Segment Start: Data for this exercise
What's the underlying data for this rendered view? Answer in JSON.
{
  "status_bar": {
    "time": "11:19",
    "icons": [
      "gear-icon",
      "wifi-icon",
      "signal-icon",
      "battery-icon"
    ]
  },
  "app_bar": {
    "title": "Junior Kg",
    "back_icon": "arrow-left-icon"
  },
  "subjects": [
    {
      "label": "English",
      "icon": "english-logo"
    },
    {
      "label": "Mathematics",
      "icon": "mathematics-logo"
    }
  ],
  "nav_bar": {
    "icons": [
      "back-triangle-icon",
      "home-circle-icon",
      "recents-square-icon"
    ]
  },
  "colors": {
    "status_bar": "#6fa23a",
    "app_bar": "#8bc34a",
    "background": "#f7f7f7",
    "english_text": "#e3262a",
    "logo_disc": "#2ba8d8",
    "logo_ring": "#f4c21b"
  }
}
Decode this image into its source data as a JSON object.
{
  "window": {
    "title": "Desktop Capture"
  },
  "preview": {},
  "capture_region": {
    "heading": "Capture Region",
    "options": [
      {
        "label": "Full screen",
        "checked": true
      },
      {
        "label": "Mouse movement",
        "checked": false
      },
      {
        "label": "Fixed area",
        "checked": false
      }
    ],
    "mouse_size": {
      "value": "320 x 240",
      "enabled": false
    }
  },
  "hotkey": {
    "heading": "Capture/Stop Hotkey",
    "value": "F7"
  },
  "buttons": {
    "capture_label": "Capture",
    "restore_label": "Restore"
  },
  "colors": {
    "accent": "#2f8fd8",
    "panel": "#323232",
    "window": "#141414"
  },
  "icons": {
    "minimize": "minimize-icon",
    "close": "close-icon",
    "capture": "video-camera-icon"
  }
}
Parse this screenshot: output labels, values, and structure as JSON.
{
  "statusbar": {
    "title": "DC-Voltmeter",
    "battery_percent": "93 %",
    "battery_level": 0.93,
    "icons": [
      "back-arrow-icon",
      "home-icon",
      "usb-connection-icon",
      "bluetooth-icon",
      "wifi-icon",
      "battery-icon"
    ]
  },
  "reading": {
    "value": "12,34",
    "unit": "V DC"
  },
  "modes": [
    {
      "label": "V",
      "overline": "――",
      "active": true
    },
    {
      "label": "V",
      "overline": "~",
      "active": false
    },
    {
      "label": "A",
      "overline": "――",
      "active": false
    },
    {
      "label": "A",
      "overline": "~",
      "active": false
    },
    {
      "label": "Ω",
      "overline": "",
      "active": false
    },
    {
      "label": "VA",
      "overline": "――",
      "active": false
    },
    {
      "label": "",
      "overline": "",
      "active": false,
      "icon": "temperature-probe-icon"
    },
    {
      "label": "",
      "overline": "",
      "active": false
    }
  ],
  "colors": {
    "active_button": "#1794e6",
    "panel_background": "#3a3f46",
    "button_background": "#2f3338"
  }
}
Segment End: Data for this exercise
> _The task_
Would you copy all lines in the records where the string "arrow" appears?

> _Task solution_
    "back_icon": "arrow-left-icon"
      "back-arrow-icon",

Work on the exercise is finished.